What is monoprinting?

Mono-printing is to make an impression on paper, the process only allowing one print to be made.

There are many different techniques that can be described as mono-prints, from potato printing to screen-printing, the word does not describe the process but rather the amount of impressions that can be made. The print can be made with a press or without, with traditional printing inks or water-colours (as in Japanese wood block printing) and using a printing plate or not. It often allows unparalleled freedom and experimentation and can be mistaken for painting.

You can see how I work at my You Tube channel ‘Printing at Home with Ruth Ander’. You can also purchase self-paced video courses to guide you through hand printing at home from this website.  

Keep an eye out for my live online courses here.

I have developed my particular technique over several years, as a result of wanting freedom from a having to use a press and specific processes. It involves rolling oil paint onto perspex or glass, manipulating it, then placing paper over the top and applying pressure by hand, before peeling the paper way revealing the image. I will do this several times to create the level of colour and depth I require, and I constantly revise what I want from a picture as it evolves.

The types of paper I use have a massive effect on the print, creating different textures, iridescence and translucency.

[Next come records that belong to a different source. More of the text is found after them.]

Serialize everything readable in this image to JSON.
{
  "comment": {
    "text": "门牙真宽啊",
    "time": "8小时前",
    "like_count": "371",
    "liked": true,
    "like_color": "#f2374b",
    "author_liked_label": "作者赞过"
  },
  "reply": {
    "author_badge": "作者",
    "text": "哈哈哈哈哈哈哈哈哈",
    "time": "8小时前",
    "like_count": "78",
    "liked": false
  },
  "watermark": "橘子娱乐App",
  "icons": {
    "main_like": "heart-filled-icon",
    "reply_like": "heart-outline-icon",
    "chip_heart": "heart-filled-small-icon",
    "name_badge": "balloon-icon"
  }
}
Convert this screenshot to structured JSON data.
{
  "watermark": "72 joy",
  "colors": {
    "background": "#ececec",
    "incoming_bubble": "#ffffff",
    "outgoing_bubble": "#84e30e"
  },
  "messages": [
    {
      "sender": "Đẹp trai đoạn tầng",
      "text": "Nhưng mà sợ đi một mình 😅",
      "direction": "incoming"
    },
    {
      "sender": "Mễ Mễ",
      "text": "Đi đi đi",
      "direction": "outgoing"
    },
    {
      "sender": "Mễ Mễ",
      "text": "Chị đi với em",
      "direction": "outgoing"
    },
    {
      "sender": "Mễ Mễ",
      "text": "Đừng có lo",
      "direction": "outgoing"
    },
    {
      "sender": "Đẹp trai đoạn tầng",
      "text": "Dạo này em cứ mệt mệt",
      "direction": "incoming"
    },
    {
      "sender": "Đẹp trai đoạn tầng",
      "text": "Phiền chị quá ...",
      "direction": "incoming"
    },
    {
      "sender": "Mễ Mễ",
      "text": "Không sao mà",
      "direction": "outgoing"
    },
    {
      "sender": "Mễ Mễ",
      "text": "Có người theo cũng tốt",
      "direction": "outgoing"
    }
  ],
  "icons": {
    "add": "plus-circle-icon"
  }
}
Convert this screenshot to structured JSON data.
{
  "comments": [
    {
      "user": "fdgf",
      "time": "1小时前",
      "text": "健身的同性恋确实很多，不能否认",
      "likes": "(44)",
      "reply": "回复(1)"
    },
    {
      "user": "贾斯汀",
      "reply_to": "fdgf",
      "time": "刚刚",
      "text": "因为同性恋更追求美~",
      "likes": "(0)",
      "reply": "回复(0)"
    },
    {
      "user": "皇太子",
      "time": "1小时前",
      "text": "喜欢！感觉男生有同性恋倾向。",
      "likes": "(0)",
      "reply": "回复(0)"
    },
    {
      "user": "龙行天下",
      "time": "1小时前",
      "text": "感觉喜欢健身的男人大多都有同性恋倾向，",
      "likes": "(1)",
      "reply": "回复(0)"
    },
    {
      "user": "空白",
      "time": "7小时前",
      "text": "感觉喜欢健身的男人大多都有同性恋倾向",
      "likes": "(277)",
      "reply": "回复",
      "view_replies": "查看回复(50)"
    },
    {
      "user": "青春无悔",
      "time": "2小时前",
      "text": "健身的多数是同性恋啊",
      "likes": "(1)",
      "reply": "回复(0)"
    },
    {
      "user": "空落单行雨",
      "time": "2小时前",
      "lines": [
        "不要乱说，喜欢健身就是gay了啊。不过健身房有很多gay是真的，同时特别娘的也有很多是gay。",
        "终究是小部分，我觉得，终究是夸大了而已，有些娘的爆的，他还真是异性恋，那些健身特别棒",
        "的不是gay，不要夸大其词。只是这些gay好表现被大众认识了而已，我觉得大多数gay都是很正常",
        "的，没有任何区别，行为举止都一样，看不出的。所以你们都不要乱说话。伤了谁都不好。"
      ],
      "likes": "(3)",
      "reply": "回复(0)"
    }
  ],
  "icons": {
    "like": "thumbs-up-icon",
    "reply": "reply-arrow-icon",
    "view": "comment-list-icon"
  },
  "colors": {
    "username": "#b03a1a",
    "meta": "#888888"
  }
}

Below are some photographs of me at work that illustrate my monoprint technique.  This process will be repeated for each colour applied.